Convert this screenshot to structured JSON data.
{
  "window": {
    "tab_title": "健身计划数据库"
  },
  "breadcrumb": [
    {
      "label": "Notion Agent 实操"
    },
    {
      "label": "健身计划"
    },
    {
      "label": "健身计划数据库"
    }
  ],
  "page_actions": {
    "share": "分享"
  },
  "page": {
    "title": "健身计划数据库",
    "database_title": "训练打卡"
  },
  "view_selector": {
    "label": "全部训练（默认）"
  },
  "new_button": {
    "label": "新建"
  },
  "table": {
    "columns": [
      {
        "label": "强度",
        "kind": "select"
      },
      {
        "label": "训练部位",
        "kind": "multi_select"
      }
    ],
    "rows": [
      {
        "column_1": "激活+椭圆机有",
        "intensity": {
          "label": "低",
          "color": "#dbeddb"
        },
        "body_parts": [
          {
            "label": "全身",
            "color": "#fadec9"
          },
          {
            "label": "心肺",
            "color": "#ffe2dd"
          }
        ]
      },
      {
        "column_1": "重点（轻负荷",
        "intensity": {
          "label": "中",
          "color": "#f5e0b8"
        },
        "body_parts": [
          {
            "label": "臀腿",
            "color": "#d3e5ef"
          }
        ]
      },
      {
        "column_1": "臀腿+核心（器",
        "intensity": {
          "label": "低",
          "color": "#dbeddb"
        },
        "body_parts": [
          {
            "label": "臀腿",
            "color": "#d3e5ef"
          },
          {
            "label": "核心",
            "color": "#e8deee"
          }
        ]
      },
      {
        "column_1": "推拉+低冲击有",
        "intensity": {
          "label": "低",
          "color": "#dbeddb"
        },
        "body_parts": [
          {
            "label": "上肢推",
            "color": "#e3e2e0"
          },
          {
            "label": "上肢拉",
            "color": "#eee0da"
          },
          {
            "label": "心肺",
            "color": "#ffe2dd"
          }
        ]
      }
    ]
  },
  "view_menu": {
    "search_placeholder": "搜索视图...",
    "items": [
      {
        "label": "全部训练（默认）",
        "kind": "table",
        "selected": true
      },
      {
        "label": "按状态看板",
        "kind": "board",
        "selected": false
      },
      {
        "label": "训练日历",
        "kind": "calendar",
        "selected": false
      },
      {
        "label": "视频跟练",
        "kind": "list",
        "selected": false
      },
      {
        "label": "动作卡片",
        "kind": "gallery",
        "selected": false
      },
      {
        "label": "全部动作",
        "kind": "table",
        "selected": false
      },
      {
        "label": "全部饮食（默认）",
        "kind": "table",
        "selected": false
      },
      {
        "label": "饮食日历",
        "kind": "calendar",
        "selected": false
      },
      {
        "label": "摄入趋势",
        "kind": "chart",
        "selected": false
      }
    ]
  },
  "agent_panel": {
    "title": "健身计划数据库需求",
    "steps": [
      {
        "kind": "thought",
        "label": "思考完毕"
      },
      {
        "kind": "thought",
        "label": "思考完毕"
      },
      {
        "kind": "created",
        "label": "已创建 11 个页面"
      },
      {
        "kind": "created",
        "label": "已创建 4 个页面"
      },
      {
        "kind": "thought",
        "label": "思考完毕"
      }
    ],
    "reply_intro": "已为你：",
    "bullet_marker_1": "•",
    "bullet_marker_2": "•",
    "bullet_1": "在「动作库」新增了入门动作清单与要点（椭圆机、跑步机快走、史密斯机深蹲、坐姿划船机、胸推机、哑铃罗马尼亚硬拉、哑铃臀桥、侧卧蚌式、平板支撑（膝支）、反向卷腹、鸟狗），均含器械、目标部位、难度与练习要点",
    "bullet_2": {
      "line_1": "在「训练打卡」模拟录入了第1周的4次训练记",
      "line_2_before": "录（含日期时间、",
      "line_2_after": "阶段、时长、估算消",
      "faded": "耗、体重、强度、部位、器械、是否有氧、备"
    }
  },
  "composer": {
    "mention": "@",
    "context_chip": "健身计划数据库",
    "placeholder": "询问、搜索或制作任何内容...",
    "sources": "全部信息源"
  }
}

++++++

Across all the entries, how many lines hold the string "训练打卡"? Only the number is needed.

2